Lettuce will germinate at soil temperatures of 32°F, but the optimum and maximum soil temperature is 75°F. When seeded at a soil temperature of 80°F, the seed will not germinate but rather remain dormant until cooler temperatures prevail. Lettuce that is already established and subjected to high temperatures will bolt and form a seed head. Generally lettuce, endive and escarole have the same spacing, seeding and fertility requirements. Because lettuce is generally harvested on a once-over basis, uniformity at harvest is essential. Growers should purchase the best quality seed available to help ensure the uniformity of the crop. Precision seeding, with modern planters, and coated seed can enhance uniformity. Irrigation immediately after seeding also promotes uniform emergence.
Since lettuce matures so quickly (40 to 50 days), and days to harvest is impacted by temperature, it is crucial to plant several plantings of lettuces to get consistent production throughout the summer.
Transplants are often used for lettuce production. Transplants can be used all season, from mid-April to August 1. Some growers find that the use of floating row covers over the bed in combination with early transplanting will provide an earlier lettuce crop for a specialty market. Hardened transplants should be transplanted when they are 3 to 4 weeks old. Hardening of lettuce transplants is accomplished by withholding water and gradually reducing temperatures for 10 days before the planned transplant date. If using transplants, use of a liquid starter fertilizer at planting time can reduce transplant shock. If using a starter fertilizer, mix at a rate of 2 lbs/50 gal water and apply 4 to 8 fluid ounces per transplant. Harvest will be in about 6 weeks. Varieties that do well as transplants even in mid-summer and are very slow to bolt include Adriana (Boston), Slobolt (green leaf), New Red Fire (red leaf), and Green Forest (Romaine). In hot summer conditions, starting transplants in the greenhouse or shade house provides better germination than in the field.
Many growers that use polyethylene mulches for water conservation and weed control prefer to use plastic that is white on one surface and black on the other (white on black) for growing lettuce and other cool season vegetables. White-on-black plastic cools soil temperatures by up to a few degrees in high temperature conditions; this small amount of cooling can reduce the tendency of lettuces to bolt in high temperatures.
Harvest and Storage
Lettuce, escarole and endive are fragile. Heading lettuces, endive and escarole are more easily stored than leaf lettuces.

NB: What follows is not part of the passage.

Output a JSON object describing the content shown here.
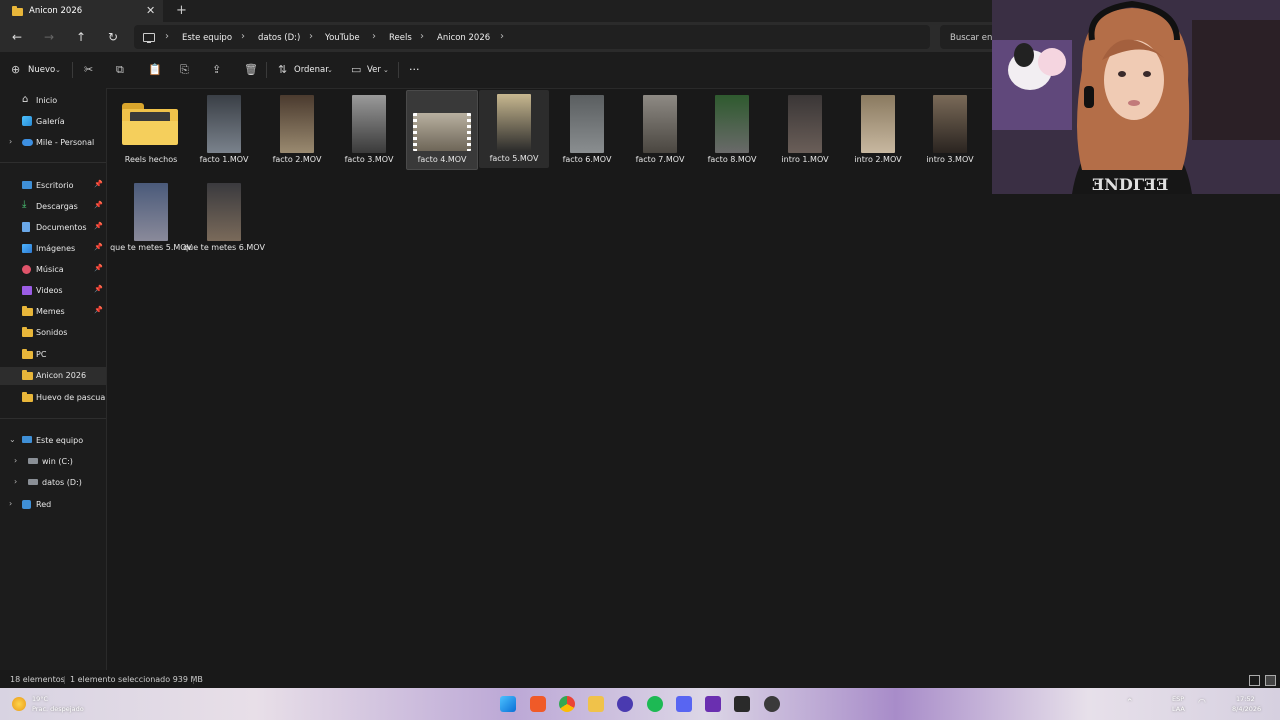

Low temperatures and high relative humidity are needed to prevent wilting. These crops are damaged by freezing temperatures (32F), but should be cooled as quickly as possible and maintained as close to 32F as possible with 98-100% relative humidity.